Keyword targeting is essential if you want to stand a chance at driving the right type of traffic to your website. Whilst there is nothing wrong with targeting the same terms your competitors are, proceed with caution as some keyword targeting could be seen as black-hat practice and cost you a penalty.
What is black-hat practice?
Black hat is the name used by SEO gurus for unethical ways of optimising your site to game the search engines. Search engines have such sophisticated algorithms these days that enable black-hat practices to be quickly spotted and penalised.
So, what differentiates good from bad when it comes to targeting your competitors’ keywords?
Competitor research is a fundamental exercise when setting your online objectives. A competitor analysis enables you to measure your online presence against that of your competitors and understanding the level of rapport required to reach or their benchmark. Part of that competitor research is understanding what keywords your competitors are using and noting their rankings.
There are a number of tools you can use to identify the search terms your competitors have optimised their site pages for.
Screaming Frog and Xenu are two programmes that output a list of URLs for HTML pages. Part of this data includes the page title, which contains the main keyword used for that particular page.
You may already have a working list of keywords you’re targeting, but using Screaming Frog or Xenu allows you to compile a full list of keywords that your industry competitors are targeting. These might coincide with what you are already targeting. Or, you might find new keywords to target.
Once you have a developed set of keywords, you can then find out where each competitor ranks for each of these keywords, against where you rank. You can check these rankings by hand if you wish, however there are two things to bear in mind when doing this:
1 – Do an incognito search and make sure you aren’t logged into Google. This will prevent you from getting a results page based on your location, which isn’t the same as others would see.
2 – If you conduct too many Google searches in a short space of time, Google will disrupt your search by blocking certain actions.
These programmes work by scanning your list of keywords for one competitor at a time and outputting a ranking for each one depending on the search engine you have asked it to output rankings for (you can select multiple).
Granted, it may take a few hours to scan each individual competitor and involve manual intervention at the beginning and end when you set the scan and then export the results, but the results are more accurate, meaning less human error and more time to be getting on with other SEO tasks.
Tracking your competitors’ keyword performance like this and bench marking your own means you can see where you are positioned and plan a strategy for monthly activity to work on specific keywords and improve their rankings beyond that of your competition.
Where you rank is important in determining the level of traffic your site receives. For example, on the first page of Google, position 1 receives 32.5% amount of traffic for a search, position 2 receives 17.6%, position 3 gets 11.4%, position 4 gets 8.1% and position 5 gets 6.1%.
So, you see, one position difference can be a big deal, especially for a search that has a reasonable high volume, such as 1,000 searches per month.
Image Source: Search Engine Watch

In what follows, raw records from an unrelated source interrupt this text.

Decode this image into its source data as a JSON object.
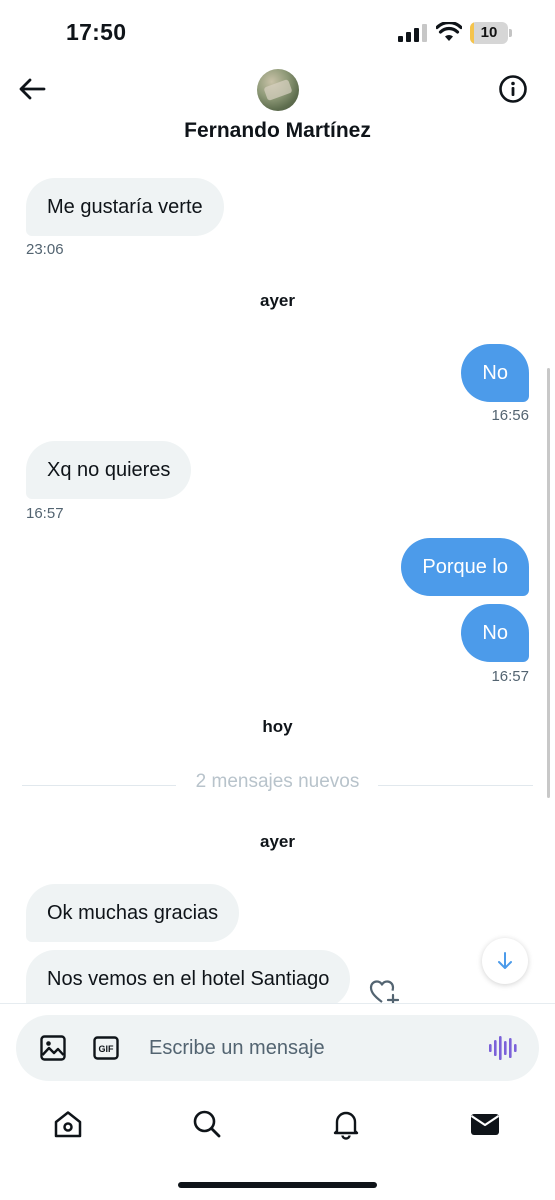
{
  "status_bar": {
    "time": "17:50",
    "battery_level": "10",
    "battery_fraction": 0.1,
    "battery_color": "#f5c44c"
  },
  "header": {
    "contact_name": "Fernando Martínez",
    "back_icon": "arrow-left-icon",
    "info_icon": "info-icon"
  },
  "messages": [
    {
      "direction": "in",
      "text": "Me gustaría verte",
      "time": "23:06"
    },
    {
      "separator": "ayer"
    },
    {
      "direction": "out",
      "text": "No",
      "time": "16:56"
    },
    {
      "direction": "in",
      "text": "Xq no quieres",
      "time": "16:57"
    },
    {
      "direction": "out",
      "text": "Porque lo"
    },
    {
      "direction": "out",
      "text": "No",
      "time": "16:57"
    },
    {
      "separator": "hoy"
    },
    {
      "new_messages": "2 mensajes nuevos"
    },
    {
      "separator": "ayer"
    },
    {
      "direction": "in",
      "text": "Ok muchas gracias"
    },
    {
      "direction": "in",
      "text": "Nos vemos en el hotel Santiago"
    }
  ],
  "composer": {
    "placeholder": "Escribe un mensaje",
    "image_icon": "image-icon",
    "gif_icon": "gif-icon",
    "voice_icon": "voice-wave-icon"
  },
  "tabs": [
    {
      "name": "home",
      "icon": "home-icon"
    },
    {
      "name": "search",
      "icon": "search-icon"
    },
    {
      "name": "notifications",
      "icon": "bell-icon"
    },
    {
      "name": "messages",
      "icon": "envelope-icon",
      "active": true
    }
  ],
  "colors": {
    "outgoing_bubble": "#4c9bea",
    "incoming_bubble": "#eff3f4",
    "text": "#0f1419",
    "muted": "#536471",
    "voice_accent": "#7b61d9"
  }
}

As with anything SEO related, there’s a host of red tape around any practice. In the capacity of competitor keywords, this comes down to an issue of ethics. Using a competitor brand name or branded product name is considered a black-hat practice in the SEO arena.
Optimising your sites pages for a competitor’s brand might seem like an unlikely route but many a business desperate to outrank their competitors have used these types of tricks to get noticed in the search engine results pages.
One of these techniques, which Google has fortunately clamped down on, involves companies hiding or masking the keywords on a page so that the text is visible to search engine spiders, but invisible to users visiting the page. Such jiggery-pokery includes adding text in the same colour as the background so it can’t be seen by the human eye.
This is most certainly considered spammy practice in the eyes of Google as it appears unnatural in the webpage content. Even if you do get past the gates of Google and your site gets indexed, it’s likely to get rumbled at some point and probably cost you a fair penalty, such as a drop in rankings or a delisting at worst.
In certain cases, keyword optimisation for your competitors’ brand terms is acceptable, such as in the case of PPC (pay-per-click). Businesses often bid on other business’ brand keywords so that they appear in the list of secondary, tertiary etc ad spots under the one that was searched for. This is so that the user is presented with similar companies that offer the same service or products to that of the competitor that was searched.
Technically bidding on competitor brand name is not banned by Google, however there is still a debate over whether or not this is ethical. If a business using a competitor brand name outranks that actual brand with a higher ad spot because its ad copy was more relevant to search, this is arguably unethical.
Are you a business looking for advice on your SEO or PPC strategies? Whitefish Marketing is a digital marketing agency based in Folkestone Kent. We help businesses to plan their keyword and content strategies to ensure they are competitive online within their industry. Get in touch with the team on 01303 720 288.